Rightware: Finns help car industry to go digital
Established in 2009, Helsinki-based software company Rightware collaborates with more than 15 car manufacturers, including Audi and Nissan. Audi unveiled its new sports model, the TT at CES in early 2014; this car is fitted out with a fully digital instrument cluster based on Rightware software. Right now the company is shipping in six Audi models.
Rightware has offices in Europe, the USA and Asia. Some 25 million cars will be equipped with Rightware technology in the near future.
"We are gradually shifting from premium cars to volume models. We provide manufacturers with a platform they can modify as they like. We also provide consultancy services and technical assistance, such as software updates and help with product implementation. In addition to car manufacturers, automotive suppliers, such as Visteon, Bosch and Continental, use our design tools," says CEO Jonas Geust.
Rightware grew by 100 per cent in 2015 and had a turnover of over EUR 4 million. The company aims to repeat its success in 2016. With a staff of 55, Rightware is keeping its product development firmly rooted in Finland, even though its business is global.
User experience is the key
Car manufacturers are masters of branding and can always be found on the list of the world's most cherished brands. People love their cars and based on their daily use of phones and tablets, feel they should be able to continue the 'digital experience' once they are behind the wheel.
"People no longer just want to see under the hood or inside the boot. You have to be able to wow the consumer with cool graphics, easily accessible playlists and other customised data. We can then bring services – such as navigation to free parking spots or nearby special offers – to the dashboard display. Self-driving cars will be a huge step forward. Hands-free driving will create demand for detailed information on what's happening. Graphical user interfaces are the key to telling drivers what the vehicle is going to do next and providing the option of taking back control."
In 2013, Rightware participated in the Global Access Program by Tekes and UCLA, which provides expert assistance on breaking into the US market. After Europe, the US is now the prime market for the company. Four of the company's staff are located in the USA: two on the west coast focusing on new types of automotive projects and two Finnish technical guys located in the traditional 'Motown' of Detroit.
"Being on site is an absolute must, so that we can present updates within the hour. Six of the world's largest global car makers which, combined, make half of the world's cars, are based in Detroit. You don't get anywhere with customer by being based abroad. The first American cars equipped with Rightware technology will roll off the production lines in 2016," says Geust.
The company is experiencing some indirect competition from on-board computers and direct competition from graphical user interfaces. However, things are going well for Rightware – the company is already close to controlling 50 percent of the automotive digital interface market.
The future of cars

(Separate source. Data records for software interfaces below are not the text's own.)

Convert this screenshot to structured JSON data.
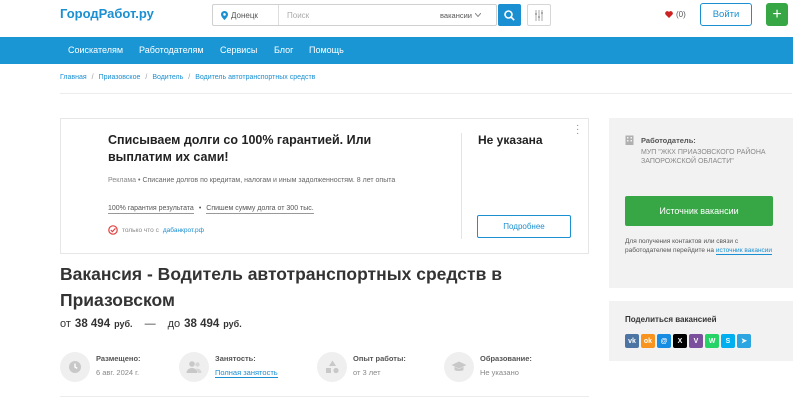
{
  "header": {
    "logo": "ГородРабот.ру",
    "city": "Донецк",
    "search_placeholder": "Поиск",
    "search_type": "вакансии",
    "favorites_count": "(0)",
    "login_label": "Войти",
    "plus_label": "+"
  },
  "nav": {
    "items": [
      "Соискателям",
      "Работодателям",
      "Сервисы",
      "Блог",
      "Помощь"
    ]
  },
  "breadcrumb": [
    "Главная",
    "Приазовское",
    "Водитель",
    "Водитель автотранспортных средств"
  ],
  "ad": {
    "title": "Списываем долги со 100% гарантией. Или выплатим их сами!",
    "tag": "Реклама",
    "description": "Списание долгов по кредитам, налогам и иным задолженностям. 8 лет опыта",
    "link1": "100% гарантия результата",
    "link2": "Спишем сумму долга от 300 тыс.",
    "source_prefix": "только что с",
    "source_domain": "дабанкрот.рф",
    "price": "Не указана",
    "more_label": "Подробнее"
  },
  "vacancy": {
    "title": "Вакансия - Водитель автотранспортных средств в Приазовском",
    "salary_from_prefix": "от",
    "salary_from": "38 494",
    "salary_to_prefix": "до",
    "salary_to": "38 494",
    "currency": "руб.",
    "dash": "—",
    "facts": [
      {
        "label": "Размещено:",
        "value": "6 авг. 2024 г."
      },
      {
        "label": "Занятость:",
        "value": "Полная занятость"
      },
      {
        "label": "Опыт работы:",
        "value": "от 3 лет"
      },
      {
        "label": "Образование:",
        "value": "Не указано"
      }
    ]
  },
  "sidebar": {
    "employer_label": "Работодатель:",
    "employer_name": "МУП \"ЖКХ ПРИАЗОВСКОГО РАЙОНА ЗАПОРОЖСКОЙ ОБЛАСТИ\"",
    "source_button": "Источник вакансии",
    "contact_note": "Для получения контактов или связи с работодателем перейдите на",
    "contact_link": "источник вакансии",
    "share_label": "Поделиться вакансией"
  },
  "colors": {
    "brand": "#1a8fd1",
    "nav_bg": "#1a96d4",
    "green": "#37a745",
    "sidebar_bg": "#f2f2f2"
  },
  "share_icons": [
    "vk-icon",
    "ok-icon",
    "moimir-icon",
    "x-icon",
    "viber-icon",
    "whatsapp-icon",
    "skype-icon",
    "telegram-icon"
  ]
}
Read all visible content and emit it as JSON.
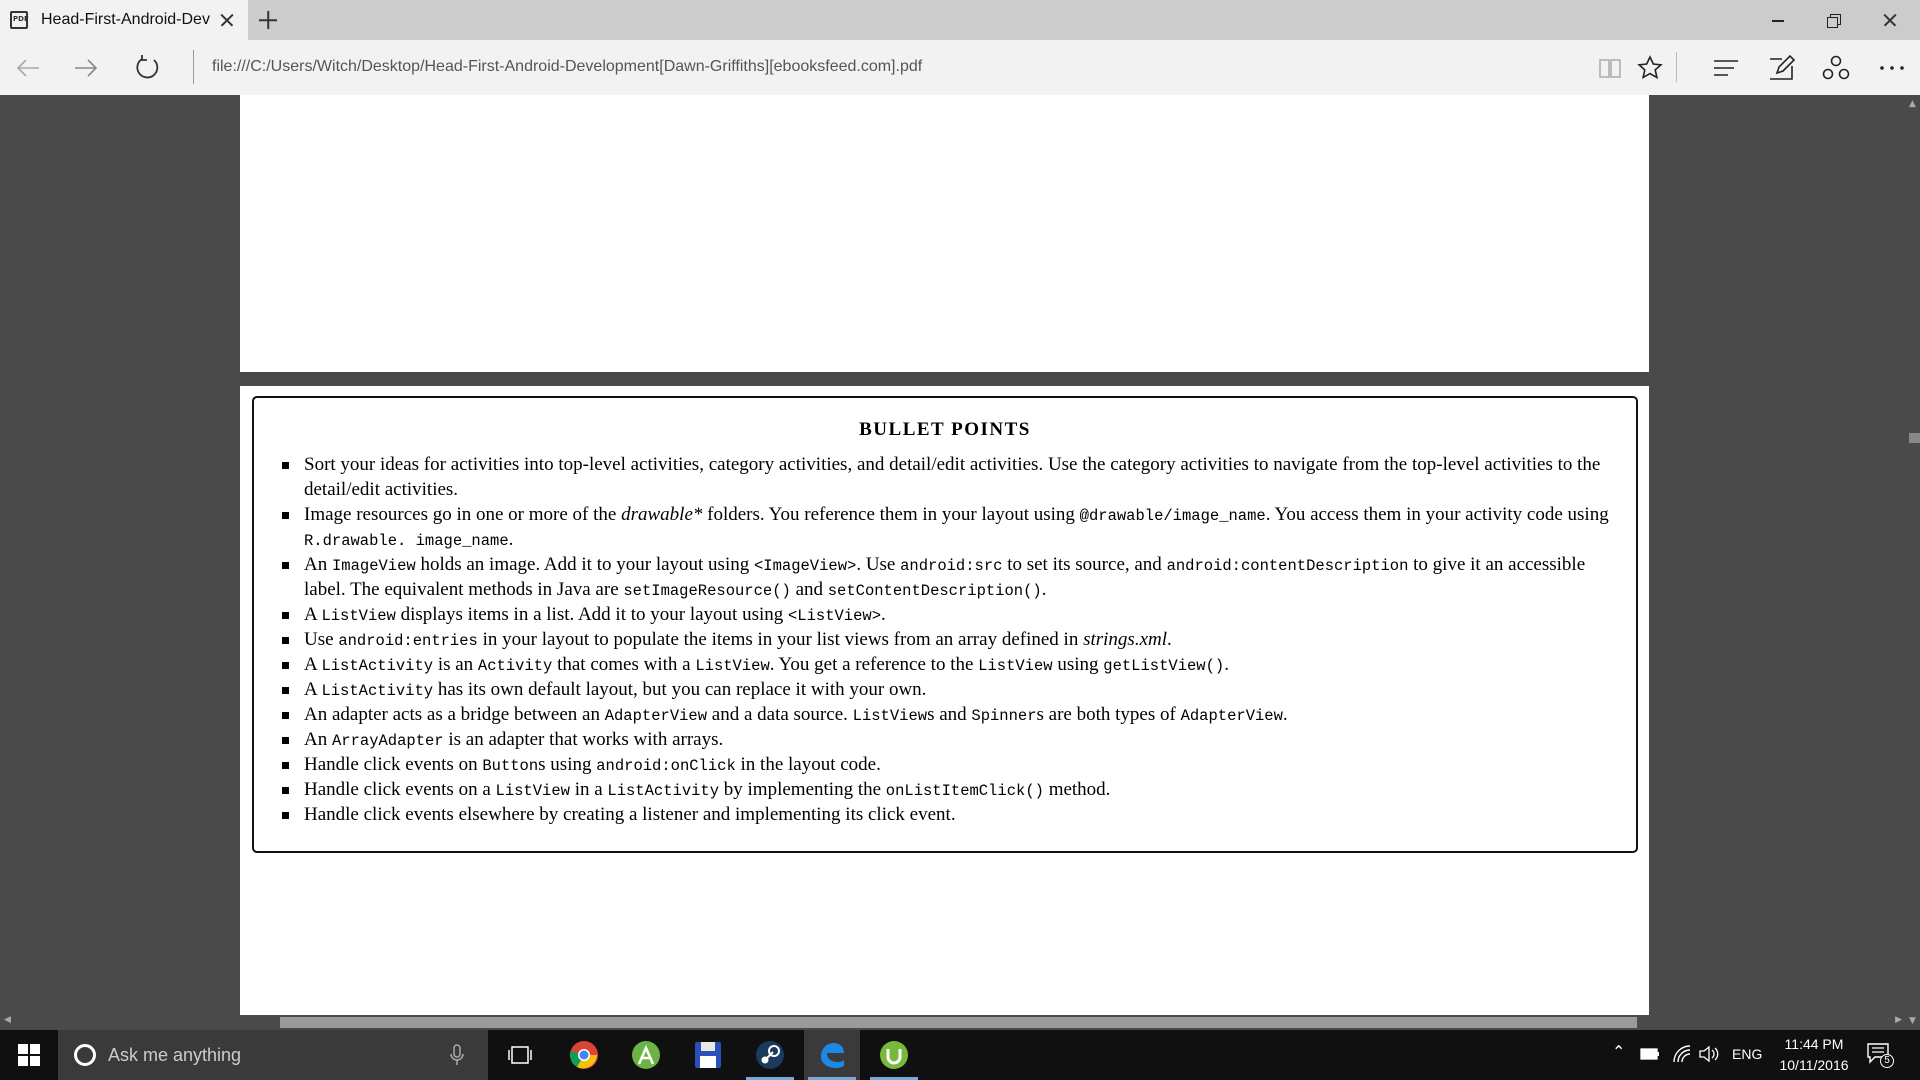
{
  "browser": {
    "tab_title": "Head-First-Android-Dev",
    "url": "file:///C:/Users/Witch/Desktop/Head-First-Android-Development[Dawn-Griffiths][ebooksfeed.com].pdf",
    "favicon_label": "PDF"
  },
  "document": {
    "box_title": "BULLET POINTS",
    "bullets": [
      [
        {
          "t": "Sort your ideas for activities into top-level activities, category activities, and detail/edit activities. Use the category activities to navigate from the top-level activities to the detail/edit activities."
        }
      ],
      [
        {
          "t": "Image resources go in one or more of the "
        },
        {
          "t": "drawable*",
          "s": "em"
        },
        {
          "t": " folders. You reference them in your layout using "
        },
        {
          "t": "@drawable/image_name",
          "s": "code"
        },
        {
          "t": ". You access them in your activity code using "
        },
        {
          "t": "R.drawable. image_name",
          "s": "code"
        },
        {
          "t": "."
        }
      ],
      [
        {
          "t": "An "
        },
        {
          "t": "ImageView",
          "s": "code"
        },
        {
          "t": " holds an image. Add it to your layout using "
        },
        {
          "t": "<ImageView>",
          "s": "code"
        },
        {
          "t": ". Use "
        },
        {
          "t": "android:src",
          "s": "code"
        },
        {
          "t": " to set its source, and "
        },
        {
          "t": "android:contentDescription",
          "s": "code"
        },
        {
          "t": " to give it an accessible label. The equivalent methods in Java are "
        },
        {
          "t": "setImageResource()",
          "s": "code"
        },
        {
          "t": " and "
        },
        {
          "t": "setContentDescription()",
          "s": "code"
        },
        {
          "t": "."
        }
      ],
      [
        {
          "t": "A "
        },
        {
          "t": "ListView",
          "s": "code"
        },
        {
          "t": " displays items in a list. Add it to your layout using "
        },
        {
          "t": "<ListView>",
          "s": "code"
        },
        {
          "t": "."
        }
      ],
      [
        {
          "t": "Use "
        },
        {
          "t": "android:entries",
          "s": "code"
        },
        {
          "t": " in your layout to populate the items in your list views from an array defined in "
        },
        {
          "t": "strings.xml",
          "s": "em"
        },
        {
          "t": "."
        }
      ],
      [
        {
          "t": "A "
        },
        {
          "t": "ListActivity",
          "s": "code"
        },
        {
          "t": " is an "
        },
        {
          "t": "Activity",
          "s": "code"
        },
        {
          "t": " that comes with a "
        },
        {
          "t": "ListView",
          "s": "code"
        },
        {
          "t": ". You get a reference to the "
        },
        {
          "t": "ListView",
          "s": "code"
        },
        {
          "t": " using "
        },
        {
          "t": "getListView()",
          "s": "code"
        },
        {
          "t": "."
        }
      ],
      [
        {
          "t": "A "
        },
        {
          "t": "ListActivity",
          "s": "code"
        },
        {
          "t": " has its own default layout, but you can replace it with your own."
        }
      ],
      [
        {
          "t": "An adapter acts as a bridge between an "
        },
        {
          "t": "AdapterView",
          "s": "code"
        },
        {
          "t": " and a data source. "
        },
        {
          "t": "ListView",
          "s": "code"
        },
        {
          "t": "s and "
        },
        {
          "t": "Spinner",
          "s": "code"
        },
        {
          "t": "s are both types of "
        },
        {
          "t": "AdapterView",
          "s": "code"
        },
        {
          "t": "."
        }
      ],
      [
        {
          "t": "An "
        },
        {
          "t": "ArrayAdapter",
          "s": "code"
        },
        {
          "t": " is an adapter that works with arrays."
        }
      ],
      [
        {
          "t": "Handle click events on "
        },
        {
          "t": "Button",
          "s": "code"
        },
        {
          "t": "s using "
        },
        {
          "t": "android:onClick",
          "s": "code"
        },
        {
          "t": " in the layout code."
        }
      ],
      [
        {
          "t": "Handle click events on a "
        },
        {
          "t": "ListView",
          "s": "code"
        },
        {
          "t": " in a "
        },
        {
          "t": "ListActivity",
          "s": "code"
        },
        {
          "t": " by implementing the "
        },
        {
          "t": "onListItemClick()",
          "s": "code"
        },
        {
          "t": " method."
        }
      ],
      [
        {
          "t": "Handle click events elsewhere by creating a listener and implementing its click event."
        }
      ]
    ]
  },
  "taskbar": {
    "search_placeholder": "Ask me anything",
    "apps": [
      "task-view",
      "chrome",
      "android-studio",
      "file-manager",
      "steam",
      "edge",
      "utorrent"
    ],
    "lang": "ENG",
    "time": "11:44 PM",
    "date": "10/11/2016",
    "notification_count": "5"
  },
  "colors": {
    "viewer_bg": "#4a4a4a",
    "tabbar_bg": "#cccccc",
    "taskbar_bg": "#101010",
    "accent": "#0078d7"
  }
}
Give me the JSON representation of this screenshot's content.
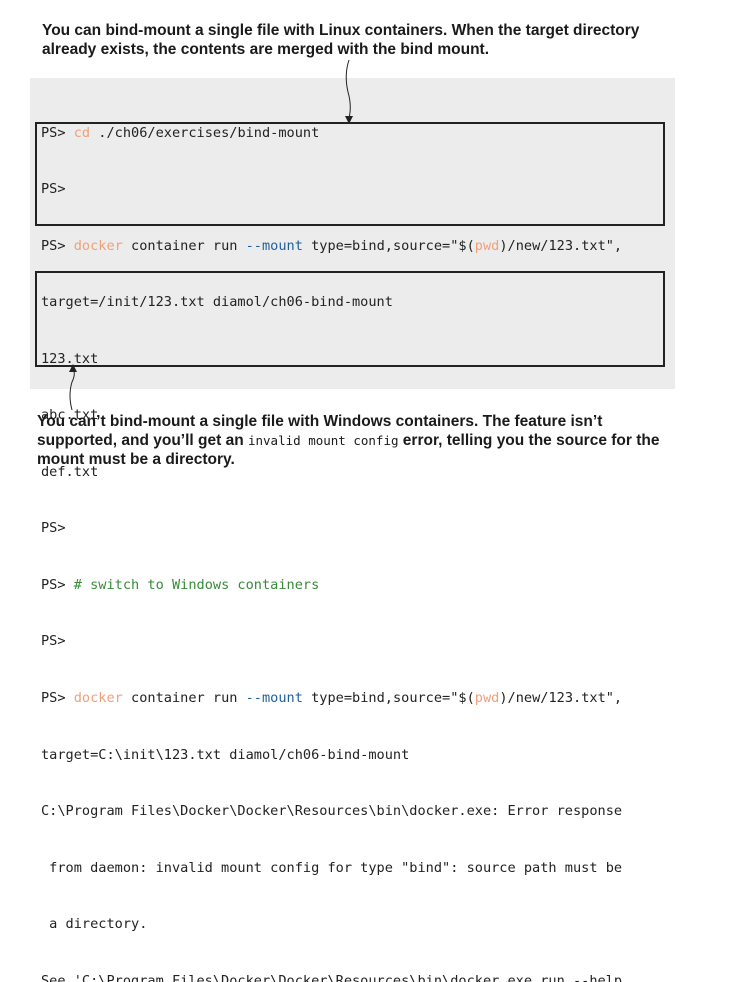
{
  "annotations": {
    "top": "You can bind-mount a single file with Linux containers. When the target directory already exists, the contents are merged with the bind mount.",
    "bottom_part1": "You can’t bind-mount a single file with Windows containers. The feature isn’t supported, and you’ll get an ",
    "bottom_code": "invalid mount config",
    "bottom_part2": " error, telling you the source for the mount must be a directory."
  },
  "terminal": {
    "prompt": "PS> ",
    "l1_cmd": "cd",
    "l1_rest": " ./ch06/exercises/bind-mount",
    "l2": "PS>",
    "l3_cmd": "docker",
    "l3_a": " container run ",
    "l3_opt": "--mount",
    "l3_b": " type=bind,source=\"$(",
    "l3_pwd": "pwd",
    "l3_c": ")/new/123.txt\",",
    "l4": "target=/init/123.txt diamol/ch06-bind-mount",
    "l5": "123.txt",
    "l6": "abc.txt",
    "l7": "def.txt",
    "l8": "PS>",
    "l9_comment": "# switch to Windows containers",
    "l10": "PS>",
    "l11_cmd": "docker",
    "l11_a": " container run ",
    "l11_opt": "--mount",
    "l11_b": " type=bind,source=\"$(",
    "l11_pwd": "pwd",
    "l11_c": ")/new/123.txt\",",
    "l12": "target=C:\\init\\123.txt diamol/ch06-bind-mount",
    "l13": "C:\\Program Files\\Docker\\Docker\\Resources\\bin\\docker.exe: Error response",
    "l14": " from daemon: invalid mount config for type \"bind\": source path must be",
    "l15": " a directory.",
    "l16": "See 'C:\\Program Files\\Docker\\Docker\\Resources\\bin\\docker.exe run --help"
  }
}
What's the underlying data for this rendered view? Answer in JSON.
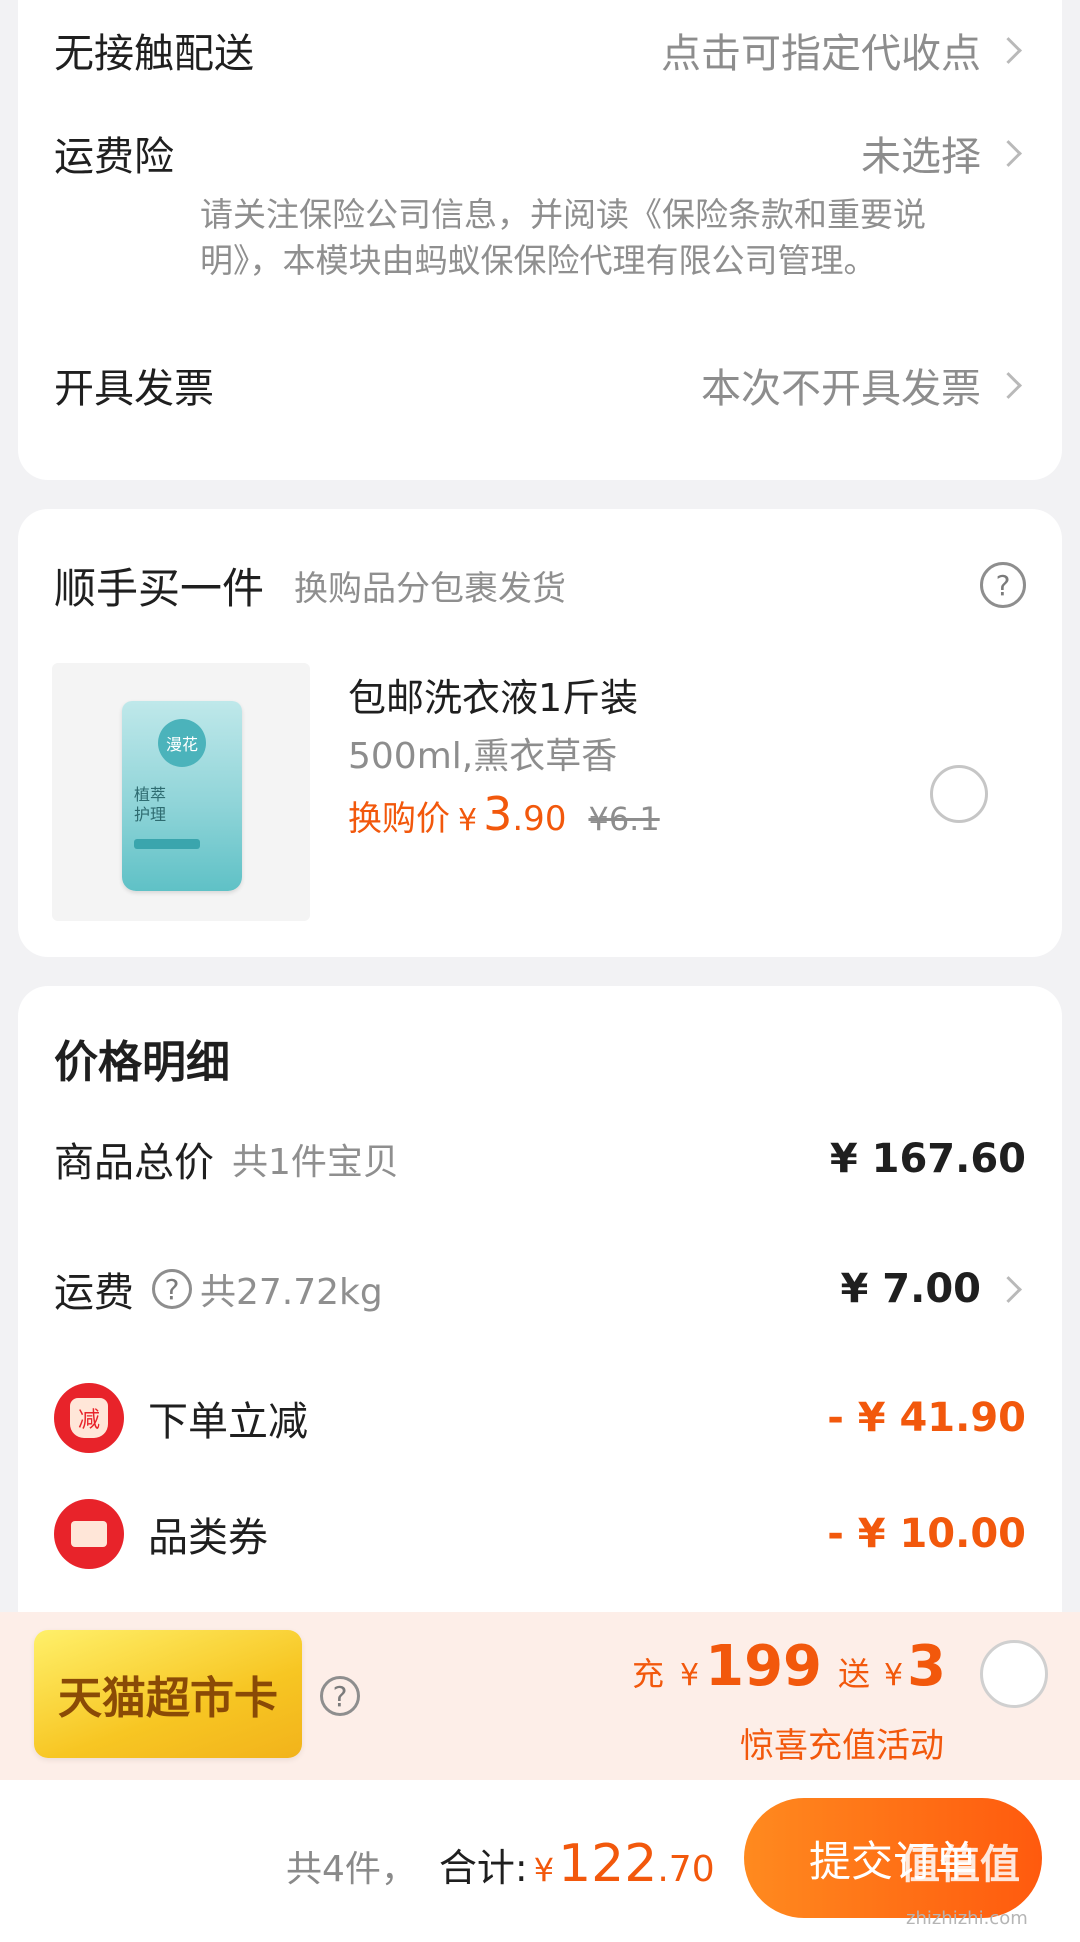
{
  "delivery": {
    "contactless_label": "无接触配送",
    "contactless_value": "点击可指定代收点",
    "insurance_label": "运费险",
    "insurance_value": "未选择",
    "insurance_note": "请关注保险公司信息，并阅读《保险条款和重要说明》，本模块由蚂蚁保保险代理有限公司管理。",
    "invoice_label": "开具发票",
    "invoice_value": "本次不开具发票"
  },
  "addon": {
    "title": "顺手买一件",
    "subtitle": "换购品分包裹发货",
    "product": {
      "brand_text": "漫花",
      "pack_line1": "植萃",
      "pack_line2": "护理",
      "name": "包邮洗衣液1斤装",
      "spec": "500ml,熏衣草香",
      "price_label": "换购价",
      "currency": "¥",
      "price_int": "3",
      "price_dec": ".90",
      "original_price": "¥6.1"
    }
  },
  "price_detail": {
    "title": "价格明细",
    "subtotal_label": "商品总价",
    "subtotal_note": "共1件宝贝",
    "subtotal_value": "¥ 167.60",
    "shipping_label": "运费",
    "shipping_note": "共27.72kg",
    "shipping_value": "¥ 7.00",
    "discount_icon_text": "减",
    "discount_label": "下单立减",
    "discount_value": "- ¥ 41.90",
    "coupon_label": "品类券",
    "coupon_value": "- ¥ 10.00"
  },
  "promo": {
    "card_text": "天猫超市卡",
    "charge_prefix": "充",
    "charge_currency": "¥",
    "charge_amount": "199",
    "gift_prefix": "送",
    "gift_currency": "¥",
    "gift_amount": "3",
    "caption": "惊喜充值活动"
  },
  "footer": {
    "count_text": "共4件，",
    "total_label": "合计:",
    "currency": "¥",
    "total_int": "122",
    "total_dec": ".70",
    "submit_label": "提交订单",
    "watermark": "值值值",
    "watermark_url": "zhizhizhi.com"
  },
  "colors": {
    "accent": "#f2580c",
    "page_bg": "#f2f2f4",
    "promo_bg": "#fdeee8"
  }
}
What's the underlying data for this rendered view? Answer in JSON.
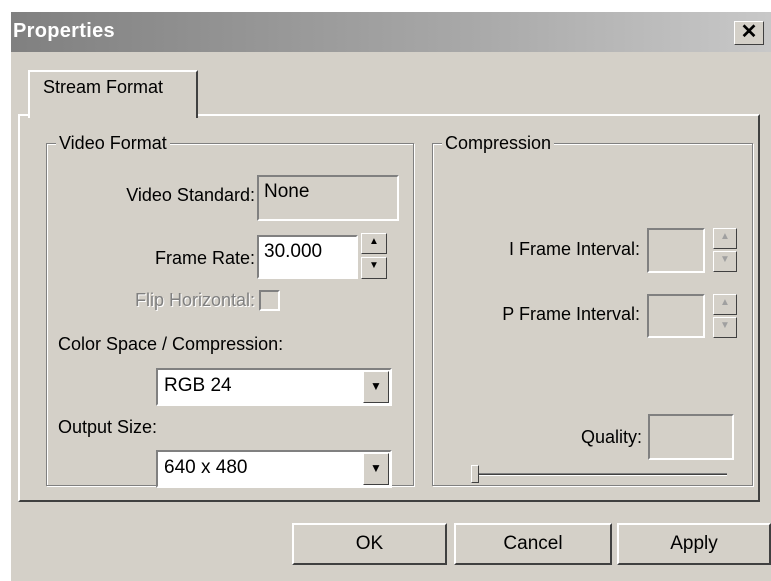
{
  "window": {
    "title": "Properties",
    "close_glyph": "✕"
  },
  "tabs": [
    {
      "label": "Stream Format",
      "selected": true
    }
  ],
  "video_format": {
    "group_title": "Video Format",
    "video_standard_label": "Video Standard:",
    "video_standard_value": "None",
    "frame_rate_label": "Frame Rate:",
    "frame_rate_value": "30.000",
    "flip_horizontal_label": "Flip Horizontal:",
    "flip_horizontal_checked": false,
    "color_space_label": "Color Space / Compression:",
    "color_space_value": "RGB 24",
    "output_size_label": "Output Size:",
    "output_size_value": "640 x 480"
  },
  "compression": {
    "group_title": "Compression",
    "i_frame_label": "I Frame Interval:",
    "i_frame_value": "",
    "p_frame_label": "P Frame Interval:",
    "p_frame_value": "",
    "quality_label": "Quality:",
    "quality_value": "",
    "quality_slider_fraction": 0.0
  },
  "buttons": {
    "ok": "OK",
    "cancel": "Cancel",
    "apply": "Apply"
  },
  "glyphs": {
    "up": "▲",
    "down": "▼"
  },
  "icons": [
    "close-icon",
    "spin-up-icon",
    "spin-down-icon",
    "dropdown-arrow-icon"
  ]
}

"While some car manufacturers are still considering going digital, others are already wondering about the next step. With displays and projection screens set to proliferate, digital devices will have to interact seamlessly. Traffic jams routinely last for hours in Central Europe and the United States, which means that you need to keep the driver entertained and alert."
Rightware used its Tekes loan for accelerating its software development. Tekes' financing for young innovative companies helped the company make the leap from consumer electronics to cars. It also helped Rightware to mark out its future path. Despite the firm's steadfast focus on cars, its platform can be used almost anywhere – in aircraft, medical equipment and industrial and building automation. Finnish Industry Investment Ltd has also invested in the company.
For further information, please contact
tel. +358 40 502 2712
jonas.geust (at) rightware.com